Tuesday, May 25, 2010

Looking into the abyss - Greek market shock therapy threatens to kill patient


Sometimes it's the little thing that show you how grim things are getting here in Thessaloniki, the long lines of taxis waiting at ranks for customers to turn up even in the middle of the day when up till recently getting a cab was next to impossible. Or perhaps its the accents of wandering street vendors who are now more likely to be people from the city than some recently arrived immigrant from West Africa or a member of Greece's Rom community. The city centre has become a near ghost town on week nights, a mere shadow of its former, vibrant self with cafes uncharacteristically quiet and empty streets, this in a place that prided itself on 4am traffic jams.

Despite the ruling PASOK government's claims that the country is on the way to re-inventing itslef and "entering a new era" the IMF - EU imposed Stability Pact brings to mind the old medical joke, "the operation was a success, but the patient died". The price being paid to trim public spending and raise revenues to pay off Greece's massive $420 billion debt load has been steep indeed and the greatest burden is being carried by those on middle and lower incomes. i.e those least likely to have benefitted from previous state profligacy.

They have been hit by the double whammy of falling wages and rising prices. Even in the relatively priviledged public sector incomes have taken a 20% dive whereas in the private sectors wages which had been been stagnant for the last five years have taken a nose dive as threat of unemployment forces people to accept whatever they are given (regardless of labour legislation laws or union agreements) or face losing their jobs.
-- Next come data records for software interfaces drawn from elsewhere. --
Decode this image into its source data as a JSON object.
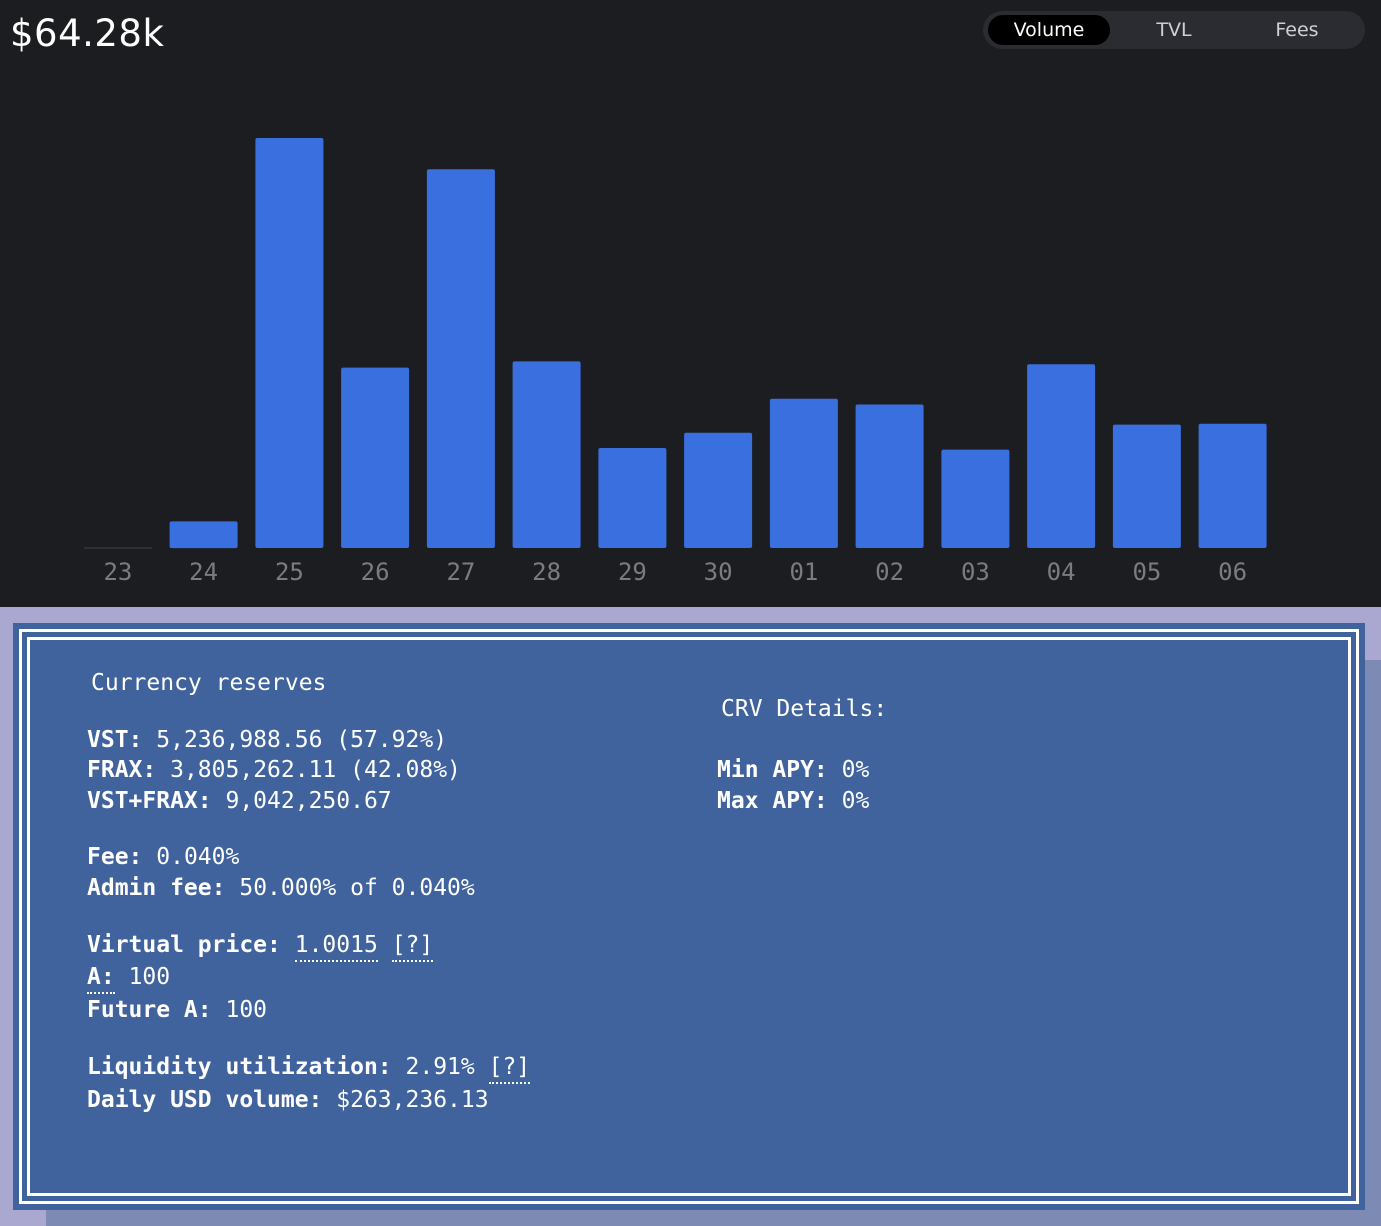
{
  "header": {
    "value": "$64.28k"
  },
  "tabs": {
    "volume": "Volume",
    "tvl": "TVL",
    "fees": "Fees",
    "selected": "Volume"
  },
  "colors": {
    "bar": "#3a6fdf",
    "axis_text": "#7b7c82",
    "panel_bg": "#40639e",
    "chart_bg": "#1c1d21"
  },
  "chart_data": {
    "type": "bar",
    "categories": [
      "23",
      "24",
      "25",
      "26",
      "27",
      "28",
      "29",
      "30",
      "01",
      "02",
      "03",
      "04",
      "05",
      "06"
    ],
    "values": [
      0,
      6.5,
      100,
      44,
      92.4,
      45.5,
      24.4,
      28.1,
      36.4,
      35,
      24,
      44.8,
      30.1,
      30.3
    ],
    "title": "",
    "xlabel": "",
    "ylabel": "",
    "ylim": [
      0,
      100
    ],
    "grid": false,
    "legend": "none"
  },
  "info": {
    "reserves_title": "Currency reserves",
    "vst_label": "VST:",
    "vst_value": "5,236,988.56 (57.92%)",
    "frax_label": "FRAX:",
    "frax_value": "3,805,262.11 (42.08%)",
    "total_label": "VST+FRAX:",
    "total_value": "9,042,250.67",
    "fee_label": "Fee:",
    "fee_value": "0.040%",
    "admin_fee_label": "Admin fee:",
    "admin_fee_value": "50.000% of 0.040%",
    "virtual_price_label": "Virtual price:",
    "virtual_price_value": "1.0015",
    "help_1": "[?]",
    "a_label": "A:",
    "a_value": "100",
    "future_a_label": "Future A:",
    "future_a_value": "100",
    "liquidity_label": "Liquidity utilization:",
    "liquidity_value": "2.91%",
    "help_2": "[?]",
    "daily_volume_label": "Daily USD volume:",
    "daily_volume_value": "$263,236.13",
    "crv_title": "CRV Details:",
    "min_apy_label": "Min APY:",
    "min_apy_value": "0%",
    "max_apy_label": "Max APY:",
    "max_apy_value": "0%"
  }
}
On the other hand inflation still rages at nearly 5% with the steepest rises being observed in food, clothing and transport, i.e goods and services used by all. As a result the the greatest pressure on budgets is being felt by the poorest. The rises in VAT and a second round of tax hikes on petrol have just added to the problem and as a result the economy is going into free fall as people consume less so adding to financial woes. The numbers speak for themselves; 48% of Greeks reported in a recent newspaper poll that they have cut down on food expenditure recenty whilst 90% have cut down on money spent on clothing.

With petrol averaging 1.50 euros a litre, (the most expensive in Europe) those in the tourist industry are bracing themselves for a rough summer season as fewer and fewer Greeks are able to reach holiday destinations, let alone afford to stay there. The crisis has already become obvious in the last few months with a 21% drop in car use in the greater Athens area. Similarly the recent bank holiday saw a signifigant drop in Athenians leaving capital for nearby villages and beaches, with many of those who did leave opting for a day trip rather than taking advantage of the gorgeous weather to spend three days away from the city.

However, perhaps the most corrosive effect of the economic crisis is not one that shows up in accountants' ledgers or bankers' balance sheets, its the fear and sense of desperation that is eating away at many, even those who have a job and money in their pockets are terrified that all could just disappear in the near future.

The problem is even greater for the young who have seen what little hope they had for the future evaporate with nothing it seems to take it place except the prospect long term unemployment or a lifetime of insecure badly paid labour with nothing to show for it at the end. Many people I talk to speak obsessively about living the country, trying their luck elsewhere. They are angry and disappointed that after years of study and hard work their qualifications mean virtually nothing in Greece.

They may be right as it is very hard to see how Greece is going to pull out of the present financial nose dive brought about imposition of "internal devaluation" which is also being applied in Latvia with similarly devastating results with a drop in 25 % GNP in just one year. The total loss is estimated to reach 30% next year, a figure greater than the USA during the Great Depression during 1929-1933 according to the Centre for Economic and Policy Research.


melusina said...

Great post. This is the kind of thing foreign media should be reporting, instead of stories that make it sound like ALL Greeks have been milking the government and getting rich.

Liam said...


Here in the Czech Republic, the public is generally unsympathetic to the plight of the Greeks, because the media has told them that they are a bunch of Southern unmentionables. (That is my paraphrase of far more racist comments)

What they don't want to talk about is that they are standing on the edge of the same precipice, since the Czech deficit is just as large and will need the same amount of cutting, if not more. While our currency is not in the Euro, it has been rising against the Euro, the Pound and the Dollar for a long time and seems unlikely to fall in the current climate.

The economy in terms of jobs and growth is equally stagnant and employers are routinely ignoring labour laws and getting away with it.

My advice to the Greeks is, before you decide to go somewhere else, be careful because Greece is simply the first to go down the road that most of Europe will follow shortly.

At least when you are at home, you have your families - abroad you have nothing and the locals won't want you there either.

Hope this comment is useful.


greek_bear said...

Great post, though painful to read. Thoughtful bloggers like yourself do a great service to Greek democracy. I wish the Greek government would be more sympathetic to you.